* _What to work on_
Find each line in the records below that contains the word "true", and copy it out.

+ + + +

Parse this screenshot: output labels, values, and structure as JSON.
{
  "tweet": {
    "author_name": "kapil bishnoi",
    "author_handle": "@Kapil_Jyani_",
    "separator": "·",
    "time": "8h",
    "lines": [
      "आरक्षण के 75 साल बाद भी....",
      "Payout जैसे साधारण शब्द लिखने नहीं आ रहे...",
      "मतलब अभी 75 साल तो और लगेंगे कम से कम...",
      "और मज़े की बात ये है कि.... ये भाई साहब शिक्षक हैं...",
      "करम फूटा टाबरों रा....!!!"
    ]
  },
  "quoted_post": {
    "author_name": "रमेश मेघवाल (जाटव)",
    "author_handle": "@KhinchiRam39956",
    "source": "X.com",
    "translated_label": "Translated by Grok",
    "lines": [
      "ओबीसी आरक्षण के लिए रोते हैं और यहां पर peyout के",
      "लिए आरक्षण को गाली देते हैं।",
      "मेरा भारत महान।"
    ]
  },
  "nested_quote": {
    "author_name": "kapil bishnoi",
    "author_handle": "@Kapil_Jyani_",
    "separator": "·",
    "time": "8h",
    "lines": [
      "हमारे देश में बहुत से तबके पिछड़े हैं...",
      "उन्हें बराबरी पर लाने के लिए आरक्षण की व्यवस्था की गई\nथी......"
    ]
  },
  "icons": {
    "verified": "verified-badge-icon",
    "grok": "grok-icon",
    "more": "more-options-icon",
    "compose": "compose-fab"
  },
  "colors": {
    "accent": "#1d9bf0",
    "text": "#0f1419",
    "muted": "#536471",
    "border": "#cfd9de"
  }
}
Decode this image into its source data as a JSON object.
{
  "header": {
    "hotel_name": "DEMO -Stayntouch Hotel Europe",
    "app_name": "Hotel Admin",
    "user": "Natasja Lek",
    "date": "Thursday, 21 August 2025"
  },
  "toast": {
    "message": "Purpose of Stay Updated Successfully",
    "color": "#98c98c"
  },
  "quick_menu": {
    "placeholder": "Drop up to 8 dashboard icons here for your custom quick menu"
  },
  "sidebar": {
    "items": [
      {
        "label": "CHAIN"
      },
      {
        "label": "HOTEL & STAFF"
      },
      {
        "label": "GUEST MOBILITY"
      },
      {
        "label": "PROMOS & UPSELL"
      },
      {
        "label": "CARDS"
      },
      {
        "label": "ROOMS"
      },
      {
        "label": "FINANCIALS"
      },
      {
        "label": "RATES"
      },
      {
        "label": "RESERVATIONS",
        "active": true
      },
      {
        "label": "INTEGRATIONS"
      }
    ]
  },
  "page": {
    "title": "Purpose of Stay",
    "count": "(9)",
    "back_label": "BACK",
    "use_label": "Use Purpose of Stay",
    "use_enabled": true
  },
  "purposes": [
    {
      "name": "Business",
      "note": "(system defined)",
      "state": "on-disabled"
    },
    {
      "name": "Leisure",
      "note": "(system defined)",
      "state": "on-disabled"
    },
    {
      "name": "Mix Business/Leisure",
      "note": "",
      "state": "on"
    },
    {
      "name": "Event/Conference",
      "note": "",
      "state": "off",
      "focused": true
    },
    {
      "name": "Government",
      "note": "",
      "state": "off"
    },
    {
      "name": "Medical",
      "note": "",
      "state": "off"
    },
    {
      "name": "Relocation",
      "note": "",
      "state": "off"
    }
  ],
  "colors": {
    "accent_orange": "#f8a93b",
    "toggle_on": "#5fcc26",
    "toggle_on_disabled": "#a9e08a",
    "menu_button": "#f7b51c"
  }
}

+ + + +

* _Written answer_
        "active": true
    "use_enabled": true
      "focused": true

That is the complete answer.